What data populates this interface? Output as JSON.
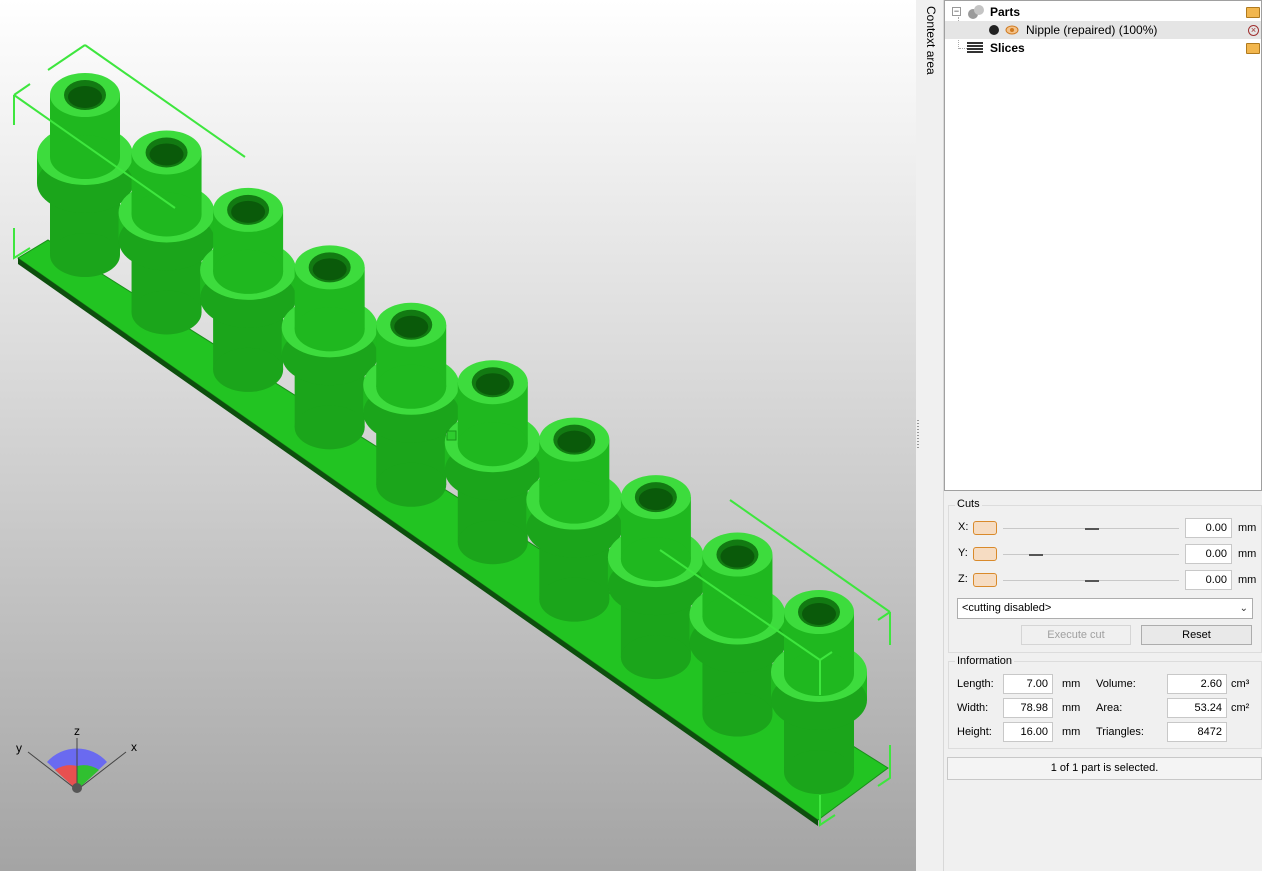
{
  "context": {
    "label": "Context area"
  },
  "tree": {
    "parts_label": "Parts",
    "part_item_label": "Nipple (repaired) (100%)",
    "slices_label": "Slices"
  },
  "cuts": {
    "title": "Cuts",
    "x_label": "X:",
    "y_label": "Y:",
    "z_label": "Z:",
    "x_value": "0.00",
    "y_value": "0.00",
    "z_value": "0.00",
    "unit": "mm",
    "mode_selected": "<cutting disabled>",
    "execute_label": "Execute cut",
    "reset_label": "Reset"
  },
  "information": {
    "title": "Information",
    "length_label": "Length:",
    "length_value": "7.00",
    "width_label": "Width:",
    "width_value": "78.98",
    "height_label": "Height:",
    "height_value": "16.00",
    "mm": "mm",
    "volume_label": "Volume:",
    "volume_value": "2.60",
    "volume_unit": "cm³",
    "area_label": "Area:",
    "area_value": "53.24",
    "area_unit": "cm²",
    "triangles_label": "Triangles:",
    "triangles_value": "8472"
  },
  "status": {
    "text": "1 of 1 part is selected."
  },
  "axes": {
    "x": "x",
    "y": "y",
    "z": "z"
  },
  "model": {
    "nipple_count": 10,
    "color": "#1fb81f"
  }
}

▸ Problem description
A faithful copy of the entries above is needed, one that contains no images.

▸ Exercise response
What data populates this interface? Output as JSON.
{
  "context": {
    "label": "Context area"
  },
  "tree": {
    "parts_label": "Parts",
    "part_item_label": "Nipple (repaired) (100%)",
    "slices_label": "Slices"
  },
  "cuts": {
    "title": "Cuts",
    "x_label": "X:",
    "y_label": "Y:",
    "z_label": "Z:",
    "x_value": "0.00",
    "y_value": "0.00",
    "z_value": "0.00",
    "unit": "mm",
    "mode_selected": "<cutting disabled>",
    "execute_label": "Execute cut",
    "reset_label": "Reset"
  },
  "information": {
    "title": "Information",
    "length_label": "Length:",
    "length_value": "7.00",
    "width_label": "Width:",
    "width_value": "78.98",
    "height_label": "Height:",
    "height_value": "16.00",
    "mm": "mm",
    "volume_label": "Volume:",
    "volume_value": "2.60",
    "volume_unit": "cm³",
    "area_label": "Area:",
    "area_value": "53.24",
    "area_unit": "cm²",
    "triangles_label": "Triangles:",
    "triangles_value": "8472"
  },
  "status": {
    "text": "1 of 1 part is selected."
  },
  "axes": {
    "x": "x",
    "y": "y",
    "z": "z"
  },
  "model": {
    "nipple_count": 10,
    "color": "#1fb81f"
  }
}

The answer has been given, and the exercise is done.